In October 1987, Reagan was diagnosed with breast cancer. Her decision to have a mastectomy instead of a lumpectomy followed by radiation sparked yet another controversy. Doctors around the country criticized her choice of treatment, and the director of the Breast Cancer Advisory Center was quoted in The New York Times as saying that the decision "set us back ten years." Nancy resented the statement, believing that a mastectomy was the sensible thing for her to do and the best way to get it all over with. "I couldn't possibly lead the kind of life I lead and keep the schedule that I do having radiation or chemotherapy," she said. "There'd be no way. Maybe if I'd been twenty years old, hadn't been married, hadn't had children, I would feel completely different. But for me it was right." Reagan was still recovering from surgery when her mother died.

The Reagan administration suffered its most difficult period beginning in 1986, following the disclosure that the United States had sold arms to Iran in order to assist the Contras, the U.S.-backed rebels in Nicaragua. The revelation brought censure from the American public and from both political parties. "We've paid ransom, in effect, to the kidnappers of our hostages," said former President Jimmy Carter. As the matter was investigated, the threat of impeachment arose and the president's ratings tumbled. It was at this time that Reagan was instrumental in the firing of Donald Regan, a matter over which she received some of harshest criticism. Journalist William Safire of The New York Times referred to Reagan's "extraordinary vindictiveness," calling her "the power-hungry First Lady."

After the Reagans left the White House to George and Barbara Bush , they retired to California and private life. Reagan immediately set to work on her memoir, a means by which she could have her say and move on. The Reagans enjoyed only a few good years before the former president was diagnosed with Alzheimer's disease in 1994. Since then, Nancy Reagan has taken on the role of caregiver. "She's providing the rope out there and pulling him through," says Robert Higdon, former head of the Ronald Reagan Presidential Foundation. "Beyond everything, she will always make sure he is taken care of." In 2000, the former first lady carried out an abbreviated tour promoting a book of her love letters from the president. She also remains active in a few causes, including Alzheimer's research and her anti-drug campaign. Most of her time, however, is devoted to the enormous task of overseeing her husband's final days. "She's alone a lot of the time," says a friend. "And she is very lonely."

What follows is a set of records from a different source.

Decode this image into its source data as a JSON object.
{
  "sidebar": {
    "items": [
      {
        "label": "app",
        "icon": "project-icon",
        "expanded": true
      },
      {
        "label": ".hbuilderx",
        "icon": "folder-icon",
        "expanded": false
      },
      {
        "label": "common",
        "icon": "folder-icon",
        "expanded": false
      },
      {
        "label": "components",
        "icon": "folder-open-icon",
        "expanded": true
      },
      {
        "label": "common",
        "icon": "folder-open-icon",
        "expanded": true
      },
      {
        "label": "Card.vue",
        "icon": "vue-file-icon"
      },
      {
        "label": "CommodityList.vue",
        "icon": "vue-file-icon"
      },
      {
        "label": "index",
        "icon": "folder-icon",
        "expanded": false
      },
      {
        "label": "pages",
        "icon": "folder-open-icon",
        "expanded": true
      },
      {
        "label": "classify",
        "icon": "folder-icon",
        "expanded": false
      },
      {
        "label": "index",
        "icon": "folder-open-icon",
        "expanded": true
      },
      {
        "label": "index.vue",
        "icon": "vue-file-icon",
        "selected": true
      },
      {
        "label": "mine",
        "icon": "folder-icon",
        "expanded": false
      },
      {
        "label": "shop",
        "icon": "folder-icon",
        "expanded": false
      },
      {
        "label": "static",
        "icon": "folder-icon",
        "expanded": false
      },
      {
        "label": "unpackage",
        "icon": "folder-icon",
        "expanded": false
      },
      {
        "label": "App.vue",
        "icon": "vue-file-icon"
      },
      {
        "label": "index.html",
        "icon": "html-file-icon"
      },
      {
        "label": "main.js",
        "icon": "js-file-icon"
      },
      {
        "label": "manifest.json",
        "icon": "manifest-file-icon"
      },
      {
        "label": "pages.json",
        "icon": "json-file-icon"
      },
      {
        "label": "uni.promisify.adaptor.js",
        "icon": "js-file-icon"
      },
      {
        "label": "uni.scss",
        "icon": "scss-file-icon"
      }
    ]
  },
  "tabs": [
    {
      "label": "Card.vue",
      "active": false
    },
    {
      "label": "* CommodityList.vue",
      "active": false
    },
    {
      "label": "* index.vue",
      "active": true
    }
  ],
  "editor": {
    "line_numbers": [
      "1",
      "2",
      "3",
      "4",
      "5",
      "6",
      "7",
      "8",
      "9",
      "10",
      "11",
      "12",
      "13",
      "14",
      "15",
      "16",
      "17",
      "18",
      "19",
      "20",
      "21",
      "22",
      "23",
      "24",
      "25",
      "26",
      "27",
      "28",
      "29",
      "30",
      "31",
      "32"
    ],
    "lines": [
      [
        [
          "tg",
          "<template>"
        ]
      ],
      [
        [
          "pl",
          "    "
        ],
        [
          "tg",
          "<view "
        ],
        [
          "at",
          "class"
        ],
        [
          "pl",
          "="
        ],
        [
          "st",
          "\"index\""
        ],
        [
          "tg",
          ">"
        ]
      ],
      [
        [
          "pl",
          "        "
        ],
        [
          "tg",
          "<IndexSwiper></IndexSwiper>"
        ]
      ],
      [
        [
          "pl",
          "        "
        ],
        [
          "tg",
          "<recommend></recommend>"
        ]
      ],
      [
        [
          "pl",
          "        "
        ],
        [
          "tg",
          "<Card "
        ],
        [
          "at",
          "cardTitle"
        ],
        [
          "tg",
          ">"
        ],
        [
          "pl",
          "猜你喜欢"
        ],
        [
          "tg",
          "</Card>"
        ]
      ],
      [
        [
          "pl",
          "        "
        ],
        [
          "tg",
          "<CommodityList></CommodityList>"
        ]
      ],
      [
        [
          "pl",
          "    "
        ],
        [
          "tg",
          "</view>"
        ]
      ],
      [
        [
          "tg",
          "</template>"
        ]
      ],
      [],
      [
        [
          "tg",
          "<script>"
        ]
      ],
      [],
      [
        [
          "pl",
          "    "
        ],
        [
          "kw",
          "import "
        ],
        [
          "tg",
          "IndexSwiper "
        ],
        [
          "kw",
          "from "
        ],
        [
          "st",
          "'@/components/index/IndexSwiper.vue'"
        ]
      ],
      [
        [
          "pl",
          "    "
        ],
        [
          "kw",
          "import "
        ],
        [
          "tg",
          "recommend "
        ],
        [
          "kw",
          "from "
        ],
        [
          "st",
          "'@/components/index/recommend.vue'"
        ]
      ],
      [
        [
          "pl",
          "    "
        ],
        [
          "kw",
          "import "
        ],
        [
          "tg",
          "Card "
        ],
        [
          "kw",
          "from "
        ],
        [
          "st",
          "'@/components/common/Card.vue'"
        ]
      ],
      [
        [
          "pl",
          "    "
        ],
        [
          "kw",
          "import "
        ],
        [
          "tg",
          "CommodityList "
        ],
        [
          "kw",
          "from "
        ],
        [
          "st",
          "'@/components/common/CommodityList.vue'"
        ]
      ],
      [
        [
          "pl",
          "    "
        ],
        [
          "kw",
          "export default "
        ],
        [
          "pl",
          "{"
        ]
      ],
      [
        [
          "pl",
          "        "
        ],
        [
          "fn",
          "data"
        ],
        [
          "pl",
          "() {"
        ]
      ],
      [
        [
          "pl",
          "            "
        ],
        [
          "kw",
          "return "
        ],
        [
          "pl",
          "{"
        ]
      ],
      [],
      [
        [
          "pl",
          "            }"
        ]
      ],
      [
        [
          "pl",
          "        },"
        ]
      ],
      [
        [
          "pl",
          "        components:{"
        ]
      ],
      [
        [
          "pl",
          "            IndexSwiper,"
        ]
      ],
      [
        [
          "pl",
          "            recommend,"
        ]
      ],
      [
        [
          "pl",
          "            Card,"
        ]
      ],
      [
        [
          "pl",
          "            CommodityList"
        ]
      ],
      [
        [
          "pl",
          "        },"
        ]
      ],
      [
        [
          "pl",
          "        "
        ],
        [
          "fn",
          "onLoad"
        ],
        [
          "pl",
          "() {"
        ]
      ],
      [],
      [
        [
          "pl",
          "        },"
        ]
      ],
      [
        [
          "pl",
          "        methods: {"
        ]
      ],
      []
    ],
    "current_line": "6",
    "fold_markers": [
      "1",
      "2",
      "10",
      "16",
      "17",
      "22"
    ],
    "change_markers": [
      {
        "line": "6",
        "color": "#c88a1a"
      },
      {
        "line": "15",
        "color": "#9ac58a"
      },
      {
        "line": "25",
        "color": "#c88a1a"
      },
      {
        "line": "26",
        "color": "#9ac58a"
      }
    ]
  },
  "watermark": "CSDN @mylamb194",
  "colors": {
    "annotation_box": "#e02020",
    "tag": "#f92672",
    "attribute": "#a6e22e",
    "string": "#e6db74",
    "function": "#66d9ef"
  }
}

Fields-Meyer, Thomas. "To Love and Honor," in People Weekly. December 15, 1997.

Katz, Ephraim. The Film Encyclopedia. NY: Harper-Collins, 1994.

Kelley, Kitty. Nancy Reagan: The Unauthorized Biography. NY: Simon & Schuster, 1991.

Leighton, Frances Spatz. The Search for the Real Nancy Reagan. NY: Macmillan, 1987.

Moritz, Charles, ed. Current Biography 1982. NY: H.W. Wilson, 1982.

Morris, Edmund. Dutch: A Memoir of Ronald Reagan. NY: Random House, 1999.

Paletta, LuAnn. The World Almanac of First Ladies. World Almanac, 1990.

Reagan, Nancy, with William Novak. My Turn: The Memoirs of Nancy Reagan. NY: Random House, 1989.

Warrick, Pamela. "Nancy's New Role," in the Los Angeles Times. August 3, 1997.

selected reading:

Davis, Patti. Home Front (novel). NY: Crown, 1986.

Deaver, Michael K., with Mickey Herskowitz. Behind the Scenes. NY: William Morrow, 1987.

Reagan, Maureen. First Father, First Daughter: A Memoir. Boston, MA: Little, Brown, 1989.

Reagan, Michael, with Joe Hyams. On the Outside Looking In. NY: Zebra Books, 1988.

Reagan, Nancy. I Love You, Ronnie: The Letters of Ronald Reagan to Nancy Reagan. NY: Random House, 2000.

Reagan, Ronald. Speaking My Mind. NY: Simon and Schuster, 1989.

Regan, Donald T. For the Record: From Wall Street to Washington. NY: Harcourt Brace Jovanovich, 1988.

Wallace, Chris. First Lady: A Portrait of Nancy Reagan. NY: St. Martin's Press, 1986.

Barbara Morgan , Melrose, Massachusetts